Yeshiva College Associate Dean’s Visit to Israel will Strengthen YU-Bar-Ilan Connection
Dr. Raji Viswanathan, associate dean of academic affairs and professor of chemistry at Yeshiva University’s Yeshiva College, was recently selected as a Fulbright Specialist. The competitive position will enable her to create new opportunities for collaboration between YU and Israel’s Bar-Ilan University as well as share her own research in computational chemistry with an advanced cadre of Israeli scholars.
The Fulbright Specialist program promotes linkage between American academic and professionals and their counterparts at host institutions overseas. Project activities focus on strengthening and supporting the developmental needs of host institutions abroad and can include short-term lecturing, conducting seminars, teacher training and special conferences of workshops, as well as collaborating on curriculum planning or institutional and faculty development. Each application is peer-reviewed.

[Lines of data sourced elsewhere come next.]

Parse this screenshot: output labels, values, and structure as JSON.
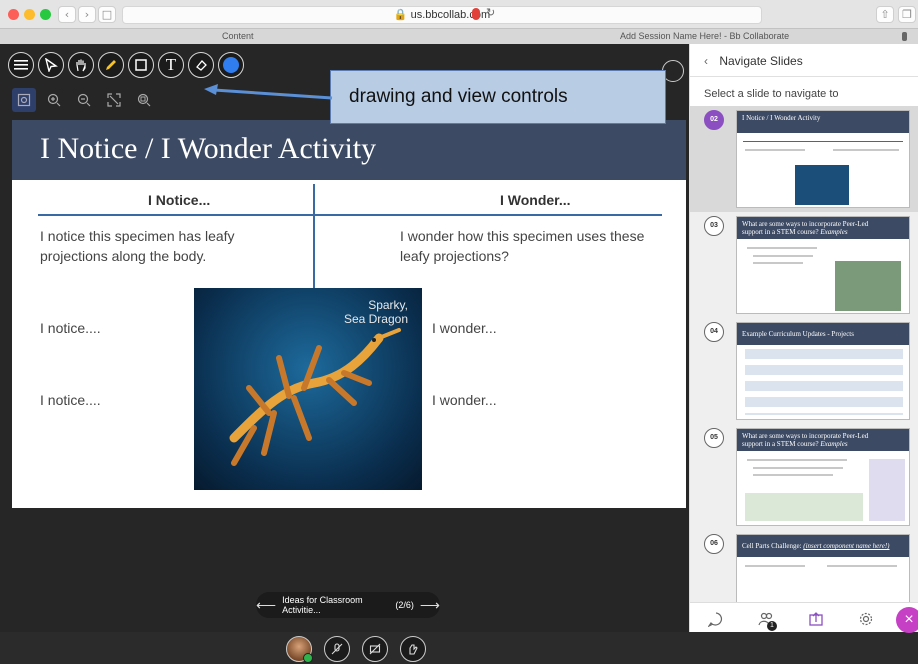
{
  "browser": {
    "url": "us.bbcollab.com",
    "tab_left": "Content",
    "tab_right": "Add Session Name Here! - Bb Collaborate"
  },
  "colors": {
    "accent": "#8b4fc2",
    "slide_header": "#3c4a64",
    "divider": "#3a6aa3",
    "callout": "#b8cce4",
    "close": "#c640c6"
  },
  "toolbar": {
    "icons": [
      "menu-icon",
      "select-arrow-icon",
      "pan-hand-icon",
      "pencil-icon",
      "rectangle-icon",
      "text-icon",
      "eraser-icon",
      "color-dot-icon"
    ],
    "view_icons": [
      "zoom-page-icon",
      "zoom-in-icon",
      "zoom-out-icon",
      "fit-icon",
      "best-fit-icon"
    ]
  },
  "callout": {
    "text": "drawing and view controls"
  },
  "slide": {
    "title": "I Notice / I Wonder Activity",
    "col_notice": "I Notice...",
    "col_wonder": "I Wonder...",
    "notice_1_line1": "I notice this specimen has leafy",
    "notice_1_line2": "projections along the body.",
    "wonder_1_line1": "I wonder how this specimen uses these",
    "wonder_1_line2": "leafy projections?",
    "notice_2": "I notice....",
    "notice_3": "I notice....",
    "wonder_2": "I wonder...",
    "wonder_3": "I wonder...",
    "photo_caption_1": "Sparky,",
    "photo_caption_2": "Sea Dragon"
  },
  "pager": {
    "label": "Ideas for Classroom Activitie...",
    "position": "(2/6)"
  },
  "panel": {
    "title": "Navigate Slides",
    "subtitle": "Select a slide to navigate to",
    "slides": [
      {
        "num": "02",
        "title": "I Notice / I Wonder Activity",
        "title2": ""
      },
      {
        "num": "03",
        "title": "What are some ways to incorporate Peer-Led",
        "title2": "support in a STEM course?",
        "title_italic": "Examples"
      },
      {
        "num": "04",
        "title": "Example Curriculum Updates - Projects",
        "title2": ""
      },
      {
        "num": "05",
        "title": "What are some ways to incorporate Peer-Led",
        "title2": "support in a STEM course?",
        "title_italic": "Examples"
      },
      {
        "num": "06",
        "title": "Cell Parts Challenge:",
        "title2": "",
        "title_italic": "(insert component name here!)"
      }
    ],
    "footer_badge": "1"
  }
}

“My goal is to initiate faculty and student exchange,” said Viswanathan. “We already have some connection with BIU through our summer science research program, which places talented undergraduates from Yeshiva College and Stern College for Women in one of the state-of-the-art research laboratories of BIU’s life science, exact science or engineering faculties.”
She added, “I would like to share the research our students have done to help grow that program on both sides of the Atlantic, as well as create exposure for our faculty and similar opportunities for exchange among them—our students are familiar with universities in Israel, but our faculty haven’t had as much experience with them.”
Viswanathan will visit BIU from May 19-31. In addition to fostering bonds between YU and BIU faculty, she will discuss Yeshiva College’s innovative new undergraduate curriculum and share the curriculum review process that was used to devise it. Viswanathan will also talk about Project START! Science, a student-run initiative at YU that sends undergraduates to public schools in Washington Heights to teach science, and gauge possible student interest in implementing a similar project at BIU. And to enhance her own research in understanding the intermolecular interactions between polypeptides as well as between inorganic surfaces and proteins, Viswanathan will visit BIU labs whose focus overlaps with her work.